▸ **Instructions to follow**:
Write the records out once more, exactly as they are given.

··· Supplied data ···

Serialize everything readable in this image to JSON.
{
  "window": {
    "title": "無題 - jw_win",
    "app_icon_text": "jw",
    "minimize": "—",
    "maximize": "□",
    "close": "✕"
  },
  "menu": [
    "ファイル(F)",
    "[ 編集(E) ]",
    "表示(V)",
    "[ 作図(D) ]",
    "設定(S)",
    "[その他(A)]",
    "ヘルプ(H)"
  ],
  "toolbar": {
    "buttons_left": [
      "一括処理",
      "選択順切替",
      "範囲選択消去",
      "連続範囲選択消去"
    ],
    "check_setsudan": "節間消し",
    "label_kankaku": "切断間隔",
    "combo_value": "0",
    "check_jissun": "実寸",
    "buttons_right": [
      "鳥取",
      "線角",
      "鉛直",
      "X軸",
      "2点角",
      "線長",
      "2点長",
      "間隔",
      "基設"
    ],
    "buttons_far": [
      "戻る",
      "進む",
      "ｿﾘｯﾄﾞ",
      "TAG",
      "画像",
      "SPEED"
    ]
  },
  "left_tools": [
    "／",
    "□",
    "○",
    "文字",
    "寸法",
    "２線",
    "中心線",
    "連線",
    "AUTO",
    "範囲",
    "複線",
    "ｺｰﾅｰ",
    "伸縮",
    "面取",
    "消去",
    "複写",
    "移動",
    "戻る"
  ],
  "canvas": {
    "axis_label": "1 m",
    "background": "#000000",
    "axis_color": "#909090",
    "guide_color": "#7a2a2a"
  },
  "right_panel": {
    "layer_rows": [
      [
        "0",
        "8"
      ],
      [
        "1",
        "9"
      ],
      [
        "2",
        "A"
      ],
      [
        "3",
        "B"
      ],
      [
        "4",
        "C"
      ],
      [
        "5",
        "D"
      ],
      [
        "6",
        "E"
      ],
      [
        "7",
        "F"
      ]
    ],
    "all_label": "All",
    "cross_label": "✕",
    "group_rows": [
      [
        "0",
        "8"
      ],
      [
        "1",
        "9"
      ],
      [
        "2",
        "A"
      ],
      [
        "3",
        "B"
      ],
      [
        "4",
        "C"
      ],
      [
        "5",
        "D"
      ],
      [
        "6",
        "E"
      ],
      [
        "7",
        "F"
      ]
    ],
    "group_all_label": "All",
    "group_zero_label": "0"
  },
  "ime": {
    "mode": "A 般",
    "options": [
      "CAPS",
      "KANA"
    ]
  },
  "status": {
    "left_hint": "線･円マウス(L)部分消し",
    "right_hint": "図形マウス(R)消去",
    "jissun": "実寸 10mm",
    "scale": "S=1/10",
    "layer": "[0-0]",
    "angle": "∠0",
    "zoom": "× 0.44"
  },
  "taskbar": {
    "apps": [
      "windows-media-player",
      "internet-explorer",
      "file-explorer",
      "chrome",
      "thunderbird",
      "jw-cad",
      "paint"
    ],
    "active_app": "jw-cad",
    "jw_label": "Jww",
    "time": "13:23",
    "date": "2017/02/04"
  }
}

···

▸ **Result**:
Serialize everything readable in this image to JSON.
{
  "window": {
    "title": "無題 - jw_win",
    "app_icon_text": "jw",
    "minimize": "—",
    "maximize": "□",
    "close": "✕"
  },
  "menu": [
    "ファイル(F)",
    "[ 編集(E) ]",
    "表示(V)",
    "[ 作図(D) ]",
    "設定(S)",
    "[その他(A)]",
    "ヘルプ(H)"
  ],
  "toolbar": {
    "buttons_left": [
      "一括処理",
      "選択順切替",
      "範囲選択消去",
      "連続範囲選択消去"
    ],
    "check_setsudan": "節間消し",
    "label_kankaku": "切断間隔",
    "combo_value": "0",
    "check_jissun": "実寸",
    "buttons_right": [
      "鳥取",
      "線角",
      "鉛直",
      "X軸",
      "2点角",
      "線長",
      "2点長",
      "間隔",
      "基設"
    ],
    "buttons_far": [
      "戻る",
      "進む",
      "ｿﾘｯﾄﾞ",
      "TAG",
      "画像",
      "SPEED"
    ]
  },
  "left_tools": [
    "／",
    "□",
    "○",
    "文字",
    "寸法",
    "２線",
    "中心線",
    "連線",
    "AUTO",
    "範囲",
    "複線",
    "ｺｰﾅｰ",
    "伸縮",
    "面取",
    "消去",
    "複写",
    "移動",
    "戻る"
  ],
  "canvas": {
    "axis_label": "1 m",
    "background": "#000000",
    "axis_color": "#909090",
    "guide_color": "#7a2a2a"
  },
  "right_panel": {
    "layer_rows": [
      [
        "0",
        "8"
      ],
      [
        "1",
        "9"
      ],
      [
        "2",
        "A"
      ],
      [
        "3",
        "B"
      ],
      [
        "4",
        "C"
      ],
      [
        "5",
        "D"
      ],
      [
        "6",
        "E"
      ],
      [
        "7",
        "F"
      ]
    ],
    "all_label": "All",
    "cross_label": "✕",
    "group_rows": [
      [
        "0",
        "8"
      ],
      [
        "1",
        "9"
      ],
      [
        "2",
        "A"
      ],
      [
        "3",
        "B"
      ],
      [
        "4",
        "C"
      ],
      [
        "5",
        "D"
      ],
      [
        "6",
        "E"
      ],
      [
        "7",
        "F"
      ]
    ],
    "group_all_label": "All",
    "group_zero_label": "0"
  },
  "ime": {
    "mode": "A 般",
    "options": [
      "CAPS",
      "KANA"
    ]
  },
  "status": {
    "left_hint": "線･円マウス(L)部分消し",
    "right_hint": "図形マウス(R)消去",
    "jissun": "実寸 10mm",
    "scale": "S=1/10",
    "layer": "[0-0]",
    "angle": "∠0",
    "zoom": "× 0.44"
  },
  "taskbar": {
    "apps": [
      "windows-media-player",
      "internet-explorer",
      "file-explorer",
      "chrome",
      "thunderbird",
      "jw-cad",
      "paint"
    ],
    "active_app": "jw-cad",
    "jw_label": "Jww",
    "time": "13:23",
    "date": "2017/02/04"
  }
}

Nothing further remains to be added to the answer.